SUPPLIED INFORMATION:

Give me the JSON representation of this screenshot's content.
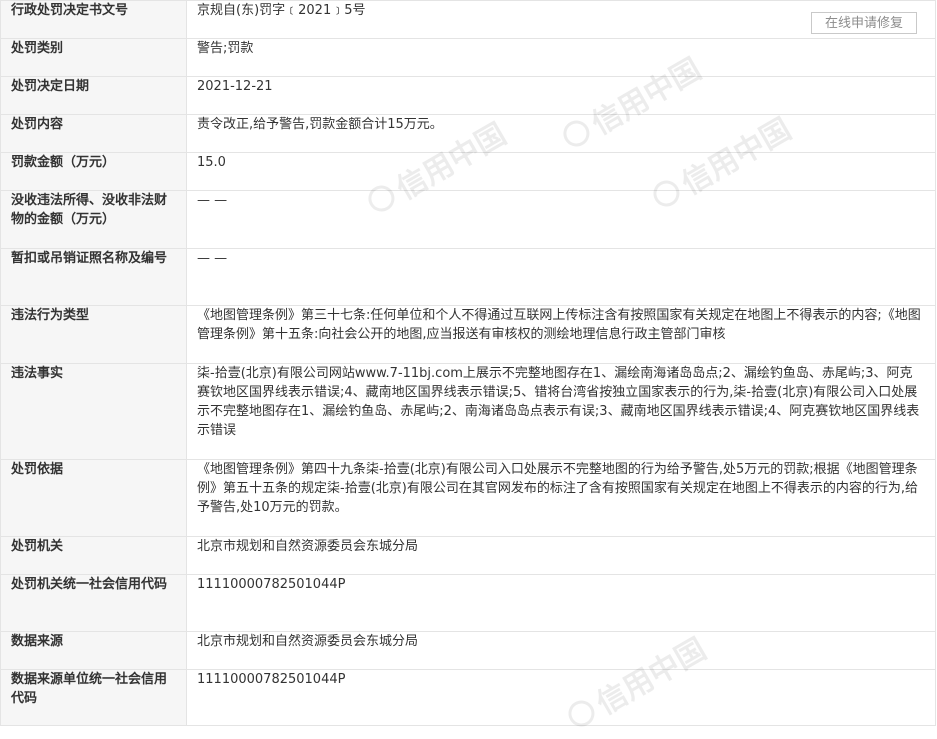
{
  "repair_button": "在线申请修复",
  "watermark_text": "信用中国",
  "rows": [
    {
      "label": "行政处罚决定书文号",
      "value": "京规自(东)罚字﹝2021﹞5号"
    },
    {
      "label": "处罚类别",
      "value": "警告;罚款"
    },
    {
      "label": "处罚决定日期",
      "value": "2021-12-21"
    },
    {
      "label": "处罚内容",
      "value": "责令改正,给予警告,罚款金额合计15万元。"
    },
    {
      "label": "罚款金额（万元）",
      "value": "15.0"
    },
    {
      "label": "没收违法所得、没收非法财物的金额（万元）",
      "value": "— —"
    },
    {
      "label": "暂扣或吊销证照名称及编号",
      "value": "— —"
    },
    {
      "label": "违法行为类型",
      "value": "《地图管理条例》第三十七条:任何单位和个人不得通过互联网上传标注含有按照国家有关规定在地图上不得表示的内容;《地图管理条例》第十五条:向社会公开的地图,应当报送有审核权的测绘地理信息行政主管部门审核"
    },
    {
      "label": "违法事实",
      "value": "柒-拾壹(北京)有限公司网站www.7-11bj.com上展示不完整地图存在1、漏绘南海诸岛岛点;2、漏绘钓鱼岛、赤尾屿;3、阿克赛钦地区国界线表示错误;4、藏南地区国界线表示错误;5、错将台湾省按独立国家表示的行为,柒-拾壹(北京)有限公司入口处展示不完整地图存在1、漏绘钓鱼岛、赤尾屿;2、南海诸岛岛点表示有误;3、藏南地区国界线表示错误;4、阿克赛钦地区国界线表示错误"
    },
    {
      "label": "处罚依据",
      "value": "《地图管理条例》第四十九条柒-拾壹(北京)有限公司入口处展示不完整地图的行为给予警告,处5万元的罚款;根据《地图管理条例》第五十五条的规定柒-拾壹(北京)有限公司在其官网发布的标注了含有按照国家有关规定在地图上不得表示的内容的行为,给予警告,处10万元的罚款。"
    },
    {
      "label": "处罚机关",
      "value": "北京市规划和自然资源委员会东城分局"
    },
    {
      "label": "处罚机关统一社会信用代码",
      "value": "11110000782501044P"
    },
    {
      "label": "数据来源",
      "value": "北京市规划和自然资源委员会东城分局"
    },
    {
      "label": "数据来源单位统一社会信用代码",
      "value": "11110000782501044P"
    }
  ]
}
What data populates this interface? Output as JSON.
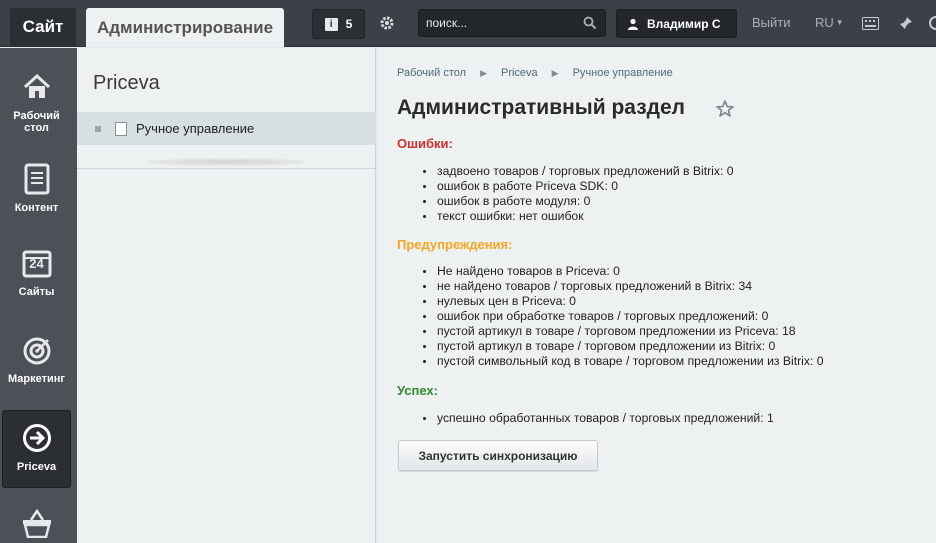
{
  "topbar": {
    "site_label": "Сайт",
    "admin_tab": "Администрирование",
    "notifications_count": "5",
    "search_placeholder": "поиск...",
    "user_name": "Владимир С",
    "logout_label": "Выйти",
    "language": "RU"
  },
  "leftmenu": {
    "items": [
      {
        "label": "Рабочий стол",
        "icon": "home-icon"
      },
      {
        "label": "Контент",
        "icon": "document-icon"
      },
      {
        "label": "Сайты",
        "icon": "calendar-icon",
        "badge": "24"
      },
      {
        "label": "Маркетинг",
        "icon": "target-icon"
      },
      {
        "label": "Priceva",
        "icon": "arrow-circle-icon",
        "active": true
      },
      {
        "label": "",
        "icon": "basket-icon"
      }
    ]
  },
  "tree": {
    "title": "Priceva",
    "items": [
      {
        "label": "Ручное управление"
      }
    ]
  },
  "breadcrumb": [
    "Рабочий стол",
    "Priceva",
    "Ручное управление"
  ],
  "page": {
    "title": "Административный раздел",
    "errors": {
      "heading": "Ошибки:",
      "items": [
        "задвоено товаров / торговых предложений в Bitrix: 0",
        "ошибок в работе Priceva SDK: 0",
        "ошибок в работе модуля: 0",
        "текст ошибки: нет ошибок"
      ]
    },
    "warnings": {
      "heading": "Предупреждения:",
      "items": [
        "Не найдено товаров в Priceva: 0",
        "не найдено товаров / торговых предложений в Bitrix: 34",
        "нулевых цен в Priceva: 0",
        "ошибок при обработке товаров / торговых предложений: 0",
        "пустой артикул в товаре / торговом предложении из Priceva: 18",
        "пустой артикул в товаре / торговом предложении из Bitrix: 0",
        "пустой символьный код в товаре / торговом предложении из Bitrix: 0"
      ]
    },
    "success": {
      "heading": "Успех:",
      "items": [
        "успешно обработанных товаров / торговых предложений: 1"
      ]
    },
    "sync_button": "Запустить синхронизацию"
  },
  "colors": {
    "error": "#d32f2f",
    "warning": "#f5a623",
    "success": "#2e8b2e",
    "topbar": "#3b4146",
    "leftmenu": "#4b5157"
  }
}
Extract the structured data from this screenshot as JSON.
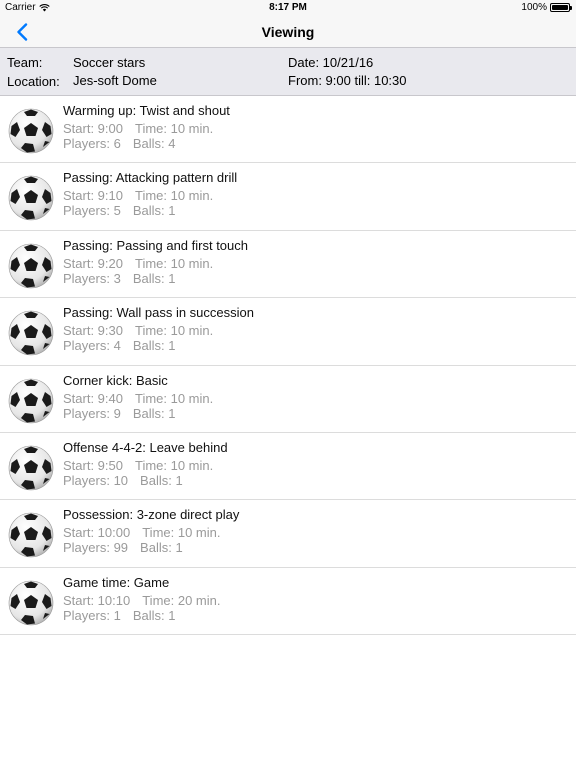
{
  "status_bar": {
    "carrier": "Carrier",
    "time": "8:17 PM",
    "battery": "100%"
  },
  "nav": {
    "title": "Viewing"
  },
  "info": {
    "team_label": "Team:",
    "team_value": "Soccer stars",
    "location_label": "Location:",
    "location_value": "Jes-soft Dome",
    "date_text": "Date: 10/21/16",
    "from_text": "From: 9:00 till: 10:30"
  },
  "drills": [
    {
      "name": "Warming up: Twist and shout",
      "start": "Start: 9:00",
      "time": "Time: 10 min.",
      "players": "Players: 6",
      "balls": "Balls: 4"
    },
    {
      "name": "Passing: Attacking pattern drill",
      "start": "Start: 9:10",
      "time": "Time: 10 min.",
      "players": "Players: 5",
      "balls": "Balls: 1"
    },
    {
      "name": "Passing: Passing and first touch",
      "start": "Start: 9:20",
      "time": "Time: 10 min.",
      "players": "Players: 3",
      "balls": "Balls: 1"
    },
    {
      "name": "Passing: Wall pass in succession",
      "start": "Start: 9:30",
      "time": "Time: 10 min.",
      "players": "Players: 4",
      "balls": "Balls: 1"
    },
    {
      "name": "Corner kick: Basic",
      "start": "Start: 9:40",
      "time": "Time: 10 min.",
      "players": "Players: 9",
      "balls": "Balls: 1"
    },
    {
      "name": "Offense 4-4-2: Leave behind",
      "start": "Start: 9:50",
      "time": "Time: 10 min.",
      "players": "Players: 10",
      "balls": "Balls: 1"
    },
    {
      "name": "Possession: 3-zone direct play",
      "start": "Start: 10:00",
      "time": "Time: 10 min.",
      "players": "Players: 99",
      "balls": "Balls: 1"
    },
    {
      "name": "Game time: Game",
      "start": "Start: 10:10",
      "time": "Time: 20 min.",
      "players": "Players: 1",
      "balls": "Balls: 1"
    }
  ],
  "icons": {
    "back": "chevron-left-icon",
    "wifi": "wifi-icon",
    "battery": "battery-icon",
    "drill": "soccer-ball-icon"
  },
  "colors": {
    "accent": "#007aff",
    "subtext": "#9a9a9a",
    "info_bg": "#e9e9ee"
  }
}
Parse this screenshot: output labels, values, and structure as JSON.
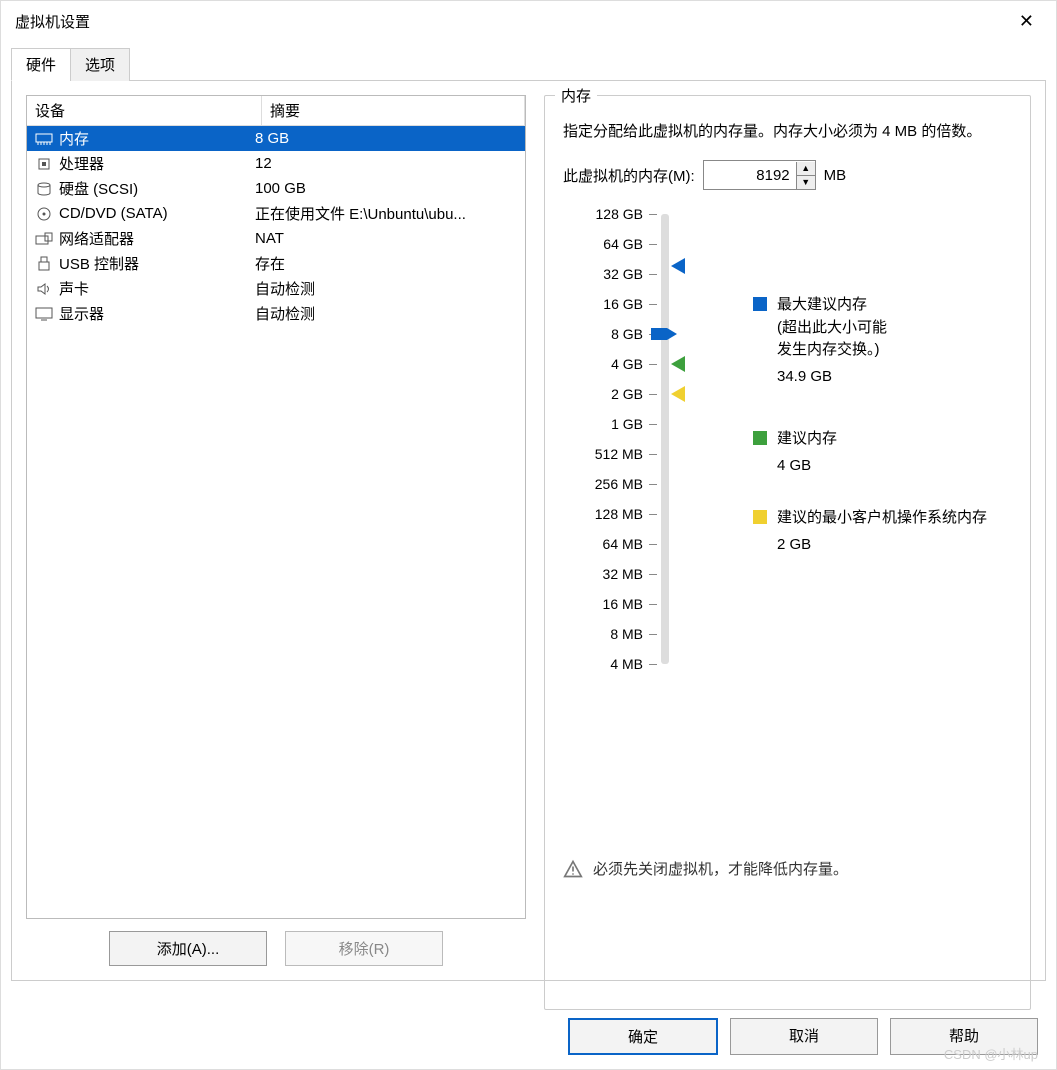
{
  "window": {
    "title": "虚拟机设置"
  },
  "tabs": {
    "hardware": "硬件",
    "options": "选项"
  },
  "columns": {
    "device": "设备",
    "summary": "摘要"
  },
  "hw": [
    {
      "icon": "memory-icon",
      "name": "内存",
      "summary": "8 GB",
      "selected": true
    },
    {
      "icon": "cpu-icon",
      "name": "处理器",
      "summary": "12"
    },
    {
      "icon": "disk-icon",
      "name": "硬盘 (SCSI)",
      "summary": "100 GB"
    },
    {
      "icon": "cd-icon",
      "name": "CD/DVD (SATA)",
      "summary": "正在使用文件 E:\\Unbuntu\\ubu..."
    },
    {
      "icon": "net-icon",
      "name": "网络适配器",
      "summary": "NAT"
    },
    {
      "icon": "usb-icon",
      "name": "USB 控制器",
      "summary": "存在"
    },
    {
      "icon": "sound-icon",
      "name": "声卡",
      "summary": "自动检测"
    },
    {
      "icon": "display-icon",
      "name": "显示器",
      "summary": "自动检测"
    }
  ],
  "buttons": {
    "add": "添加(A)...",
    "remove": "移除(R)",
    "ok": "确定",
    "cancel": "取消",
    "help": "帮助"
  },
  "mem": {
    "group": "内存",
    "desc": "指定分配给此虚拟机的内存量。内存大小必须为 4 MB 的倍数。",
    "label": "此虚拟机的内存(M):",
    "value": "8192",
    "unit": "MB",
    "ticks": [
      "128 GB",
      "64 GB",
      "32 GB",
      "16 GB",
      "8 GB",
      "4 GB",
      "2 GB",
      "1 GB",
      "512 MB",
      "256 MB",
      "128 MB",
      "64 MB",
      "32 MB",
      "16 MB",
      "8 MB",
      "4 MB"
    ],
    "legend": {
      "max": "最大建议内存",
      "maxnote1": "(超出此大小可能",
      "maxnote2": "发生内存交换。)",
      "maxval": "34.9 GB",
      "rec": "建议内存",
      "recval": "4 GB",
      "min": "建议的最小客户机操作系统内存",
      "minval": "2 GB"
    },
    "warn": "必须先关闭虚拟机，才能降低内存量。"
  },
  "colors": {
    "sel": "#0a64c7",
    "green": "#3da03d",
    "yellow": "#f0d030"
  },
  "watermark": "CSDN @小林up"
}
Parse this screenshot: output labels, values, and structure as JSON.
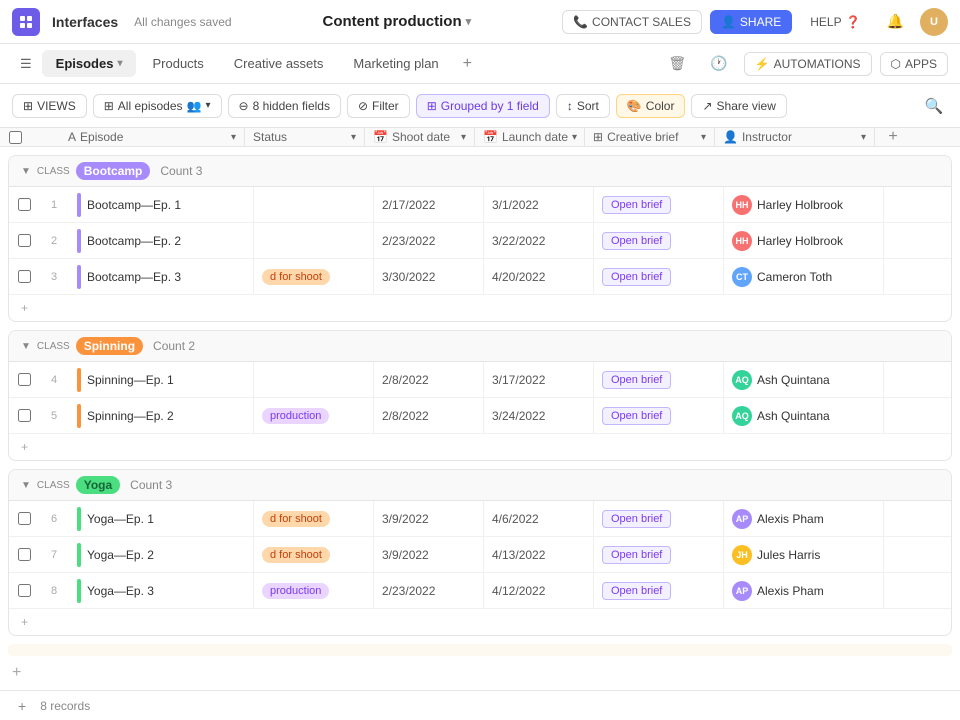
{
  "topNav": {
    "appName": "Interfaces",
    "savedStatus": "All changes saved",
    "pageTitle": "Content production",
    "contactSales": "CONTACT SALES",
    "share": "SHARE",
    "help": "HELP"
  },
  "secondNav": {
    "tabs": [
      {
        "id": "episodes",
        "label": "Episodes",
        "active": true
      },
      {
        "id": "products",
        "label": "Products",
        "active": false
      },
      {
        "id": "creative-assets",
        "label": "Creative assets",
        "active": false
      },
      {
        "id": "marketing-plan",
        "label": "Marketing plan",
        "active": false
      }
    ],
    "automations": "AUTOMATIONS",
    "apps": "APPS"
  },
  "toolbar": {
    "views": "VIEWS",
    "allEpisodes": "All episodes",
    "hiddenFields": "8 hidden fields",
    "filter": "Filter",
    "grouped": "Grouped by 1 field",
    "sort": "Sort",
    "color": "Color",
    "shareView": "Share view"
  },
  "columns": {
    "episode": "Episode",
    "status": "Status",
    "shootDate": "Shoot date",
    "launchDate": "Launch date",
    "creativeBrief": "Creative brief",
    "instructor": "Instructor"
  },
  "groups": [
    {
      "id": "bootcamp",
      "class": "CLASS",
      "name": "Bootcamp",
      "tagClass": "tag-bootcamp",
      "barClass": "bar-purple",
      "count": 3,
      "countLabel": "Count 3",
      "rows": [
        {
          "num": 1,
          "episode": "Bootcamp—Ep. 1",
          "status": "",
          "statusClass": "",
          "shootDate": "2/17/2022",
          "launchDate": "3/1/2022",
          "brief": "Open brief",
          "instructor": "Harley Holbrook",
          "avatarClass": "av-harley",
          "avatarText": "HH"
        },
        {
          "num": 2,
          "episode": "Bootcamp—Ep. 2",
          "status": "",
          "statusClass": "",
          "shootDate": "2/23/2022",
          "launchDate": "3/22/2022",
          "brief": "Open brief",
          "instructor": "Harley Holbrook",
          "avatarClass": "av-harley",
          "avatarText": "HH"
        },
        {
          "num": 3,
          "episode": "Bootcamp—Ep. 3",
          "status": "d for shoot",
          "statusClass": "status-shoot",
          "shootDate": "3/30/2022",
          "launchDate": "4/20/2022",
          "brief": "Open brief",
          "instructor": "Cameron Toth",
          "avatarClass": "av-cameron",
          "avatarText": "CT"
        }
      ]
    },
    {
      "id": "spinning",
      "class": "CLASS",
      "name": "Spinning",
      "tagClass": "tag-spinning",
      "barClass": "bar-orange",
      "count": 2,
      "countLabel": "Count 2",
      "rows": [
        {
          "num": 4,
          "episode": "Spinning—Ep. 1",
          "status": "",
          "statusClass": "",
          "shootDate": "2/8/2022",
          "launchDate": "3/17/2022",
          "brief": "Open brief",
          "instructor": "Ash Quintana",
          "avatarClass": "av-ash",
          "avatarText": "AQ"
        },
        {
          "num": 5,
          "episode": "Spinning—Ep. 2",
          "status": "production",
          "statusClass": "status-production",
          "shootDate": "2/8/2022",
          "launchDate": "3/24/2022",
          "brief": "Open brief",
          "instructor": "Ash Quintana",
          "avatarClass": "av-ash",
          "avatarText": "AQ"
        }
      ]
    },
    {
      "id": "yoga",
      "class": "CLASS",
      "name": "Yoga",
      "tagClass": "tag-yoga",
      "barClass": "bar-green",
      "count": 3,
      "countLabel": "Count 3",
      "rows": [
        {
          "num": 6,
          "episode": "Yoga—Ep. 1",
          "status": "d for shoot",
          "statusClass": "status-shoot",
          "shootDate": "3/9/2022",
          "launchDate": "4/6/2022",
          "brief": "Open brief",
          "instructor": "Alexis Pham",
          "avatarClass": "av-alexis",
          "avatarText": "AP"
        },
        {
          "num": 7,
          "episode": "Yoga—Ep. 2",
          "status": "d for shoot",
          "statusClass": "status-shoot",
          "shootDate": "3/9/2022",
          "launchDate": "4/13/2022",
          "brief": "Open brief",
          "instructor": "Jules Harris",
          "avatarClass": "av-jules",
          "avatarText": "JH"
        },
        {
          "num": 8,
          "episode": "Yoga—Ep. 3",
          "status": "production",
          "statusClass": "status-production",
          "shootDate": "2/23/2022",
          "launchDate": "4/12/2022",
          "brief": "Open brief",
          "instructor": "Alexis Pham",
          "avatarClass": "av-alexis",
          "avatarText": "AP"
        }
      ]
    }
  ],
  "footer": {
    "recordsCount": "8 records",
    "addRecord": "+"
  }
}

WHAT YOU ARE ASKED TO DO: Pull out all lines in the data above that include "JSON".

RESPONSE TO THIS TASK:
Give me the JSON representation of this screenshot's content.
What data populates this interface? Output as JSON.
Extract the structured data from this screenshot as JSON.
Parse this screenshot: output labels, values, and structure as JSON.
Parse this screenshot: output labels, values, and structure as JSON.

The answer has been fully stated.